Returning any rented equipment before you head off is a must, as there may be other RVers waiting for the equipment, or it may need to be sanitized and serviced before it’s ready to be rented again.
While packing up your rig during checkout, make sure you haven’t left anything behind. In the rush of things it can be easy to forget to return rented equipment, so I find it better to return the gear before I start packing down my camper.
7. Be Respectful Of Fellow RVers
A golden rule of using a campground is being respectful of your fellow RVers who are using the site at the same time as you.
Most sites will have quiet hours usually falling between late evening and early morning. During this time, it’s advisable to keep noise levels to a minimum and avoid shouting, playing music loudly, and generally making a racket in your RV!
If you’re packing your things because you’re checking out then try to avoid doing it during quiet hours, but if you can’t avoid it then make sure you’re as quiet and respectful as possible.
Quiet times are beneficial as they mean everyone can get a solid night’s sleep and be rested and ready for action the following day.
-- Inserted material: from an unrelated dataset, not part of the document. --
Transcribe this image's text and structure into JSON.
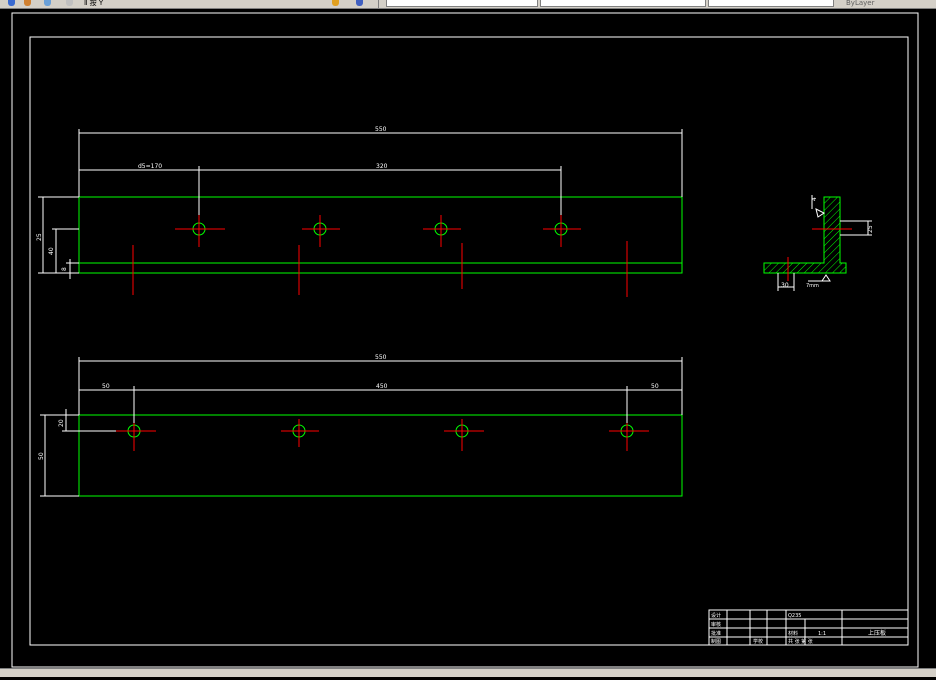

Not abiding by the quiet hour rules at campgrounds can result in a stern warning from campground staff and some grumpy RV neighbors the following morning.
8. Don’t Leave a Trace
Each year, tonnes of waste end up at the roadside and in our oceans, so it’s crucial that no matter where you travel in your RV, you don’t leave any trace.
It’s natural to accumulate trash whilst RVing, as you still need to cook and clean which often involves packaging or wrappers. Campgrounds should have waste facilities and some may even have recycling so you can dispose of your waste correctly.
When checking out of the campground to get back on the road, it’s wise to double-check that no trash has fallen out of your rig and is about to be left behind.
Leaving no trace means the next RVers to take your place at the camp won’t have to deal with trash, and the campground attendants have an easy clean-up job too.
Most campgrounds have check-in and check-out times to ensure a smooth and efficient camping experience. Knowing the specific policies of your campground can help avoid confusion or delays, and if you are arriving late or early, ringing ahead can help get you into the camp without any hassle.
Some campgrounds may strictly enforce check-in and check-out times while others may be more flexible. Respecting the rules and regulations set by the campground is essential and helps maintain positive relationships with staff and fellow RVers.